Sugar Ray expected Moore to jump at the opportunity to make $500,000. However, Moore had long-term plans in mind.
“Why don’t we each take $250,000 and the rest in stock in Skiatron?” asked Moore.
Not only would this have paid dividends in the future, it would also have allowed the two to save a boatload in taxes.
“That’s not the deal he offered,” said Robinson, who according to Moore was becoming agitated. “He offered us a million to split.”
“I understand that,” Moore shot back. “The price is right, Ray. But inasmuch as we can’t walk away with a half-million each, why don’t we work out a deal with those people where we each invest $250,000 of our purse in the theater television? This would set us up economic-wise for life.”
According to Moore, Robinson became belligerent and would not even consider approaching Skiatron with the stock option proposal. Sugar Ray said that he presented the idea of deferred payments as an alternative way to save on taxes.
Regardless, Moore did not feel comfortable with Skiatron’s offer or doing business with Sugar Ray. He said he would consider the proposal, but the next day he flew to Montreal and signed for $250,000 for a rematch with Durelle. This time around, the Old Mongoose polished Durelle off in three.
“Easy money,” said Robinson, “but I’ve never forgiven Archie.”
“This kind of made Ray mad,” said Moore, “but if he would have at least talked to the theater television people about this and given them the proposition, I would have gone for the deal even if they had refused.”
Robinson finally made it back into the ring in December of 1958, knocking out Bob Young in two rounds.

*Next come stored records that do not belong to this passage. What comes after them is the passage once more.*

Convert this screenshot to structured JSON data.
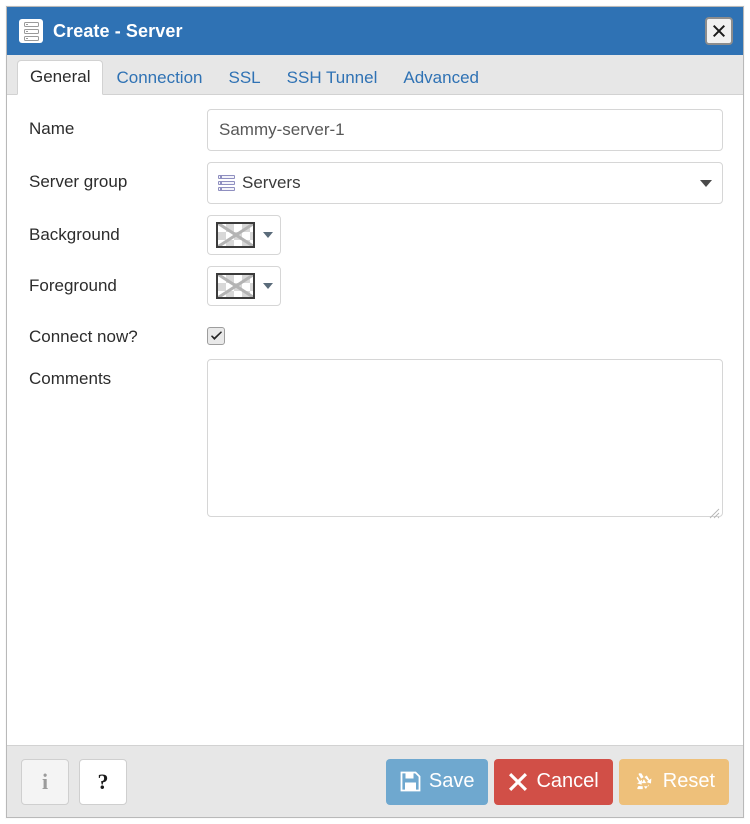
{
  "window": {
    "title": "Create - Server",
    "title_icon": "server-icon",
    "close_icon": "close-icon",
    "titlebar_color": "#2f72b4"
  },
  "tabs": [
    {
      "label": "General",
      "active": true
    },
    {
      "label": "Connection",
      "active": false
    },
    {
      "label": "SSL",
      "active": false
    },
    {
      "label": "SSH Tunnel",
      "active": false
    },
    {
      "label": "Advanced",
      "active": false
    }
  ],
  "form": {
    "name": {
      "label": "Name",
      "value": "Sammy-server-1",
      "placeholder": "Name"
    },
    "server_group": {
      "label": "Server group",
      "value": "Servers",
      "icon": "server-group-icon",
      "caret_icon": "chevron-down-icon"
    },
    "background": {
      "label": "Background",
      "value": "",
      "swatch": "transparent-none",
      "caret_icon": "chevron-down-icon"
    },
    "foreground": {
      "label": "Foreground",
      "value": "",
      "swatch": "transparent-none",
      "caret_icon": "chevron-down-icon"
    },
    "connect_now": {
      "label": "Connect now?",
      "checked": true,
      "check_icon": "checkmark-icon"
    },
    "comments": {
      "label": "Comments",
      "value": "",
      "placeholder": ""
    }
  },
  "footer": {
    "info_label": "i",
    "info_icon": "info-icon",
    "help_label": "?",
    "help_icon": "help-icon",
    "save_label": "Save",
    "save_icon": "floppy-disk-icon",
    "save_color": "#6fa8cf",
    "cancel_label": "Cancel",
    "cancel_icon": "x-icon",
    "cancel_color": "#d14f47",
    "reset_label": "Reset",
    "reset_icon": "recycle-icon",
    "reset_color": "#eec07a"
  }
}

A month later, he lost his middleweight title to Paul Pender by a split decision. Although Sugar Ray challenged for the title three more times, he never regained it and retired in 1965.
Moore continued fighting until 1963, packing it in shortly after being knocked out in four rounds by an up-and-coming Muhammad Ali. While he had many fights for good money, he never received another opportunity along the lines of fighting Sugar Ray.
“I have always regretted not having fought Sugar Ray Robinson,” said Moore, “and we would have fought if he had agreed to the terms I felt were quite fair . . . If he had taken my suggestion and the television people had gone for my idea, we both could have been rich men today.”